[Entries from a dataset of interfaces]

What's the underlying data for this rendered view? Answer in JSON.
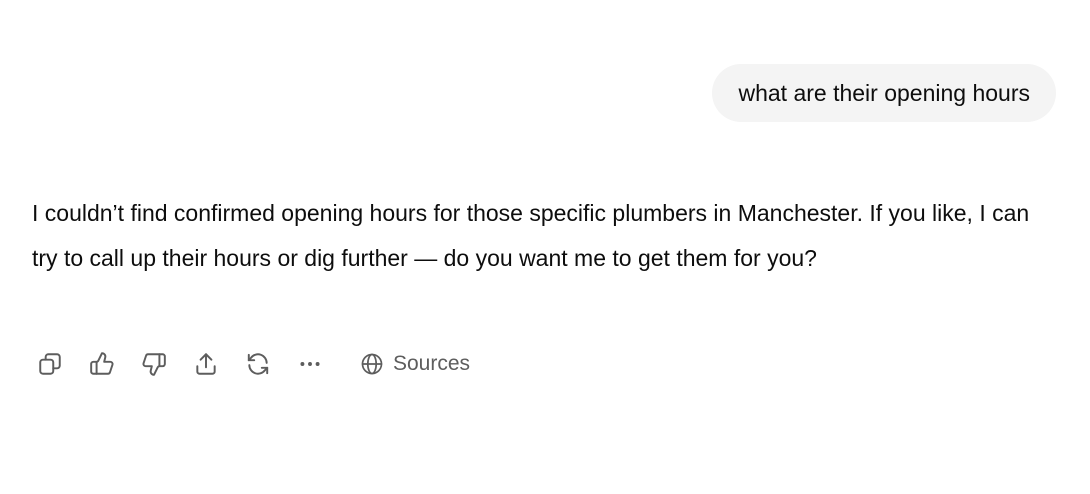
{
  "conversation": {
    "user_message": "what are their opening hours",
    "assistant_message": "I couldn’t find confirmed opening hours for those specific plumbers in Manchester. If you like, I can try to call up their hours or dig further — do you want me to get them for you?"
  },
  "actions": {
    "icons": [
      "copy-icon",
      "thumbs-up-icon",
      "thumbs-down-icon",
      "share-icon",
      "regenerate-icon",
      "more-icon"
    ],
    "sources_label": "Sources"
  },
  "colors": {
    "bubble_background": "#f4f4f4",
    "text": "#0d0d0d",
    "icon": "#5d5d5d"
  }
}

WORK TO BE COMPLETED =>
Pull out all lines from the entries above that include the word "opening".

TASK RESPONSE =>
    "user_message": "what are their opening hours",
    "assistant_message": "I couldn’t find confirmed opening hours for those specific plumbers in Manchester. If you like, I can try to call up their hours or dig further — do you want me to get them for you?"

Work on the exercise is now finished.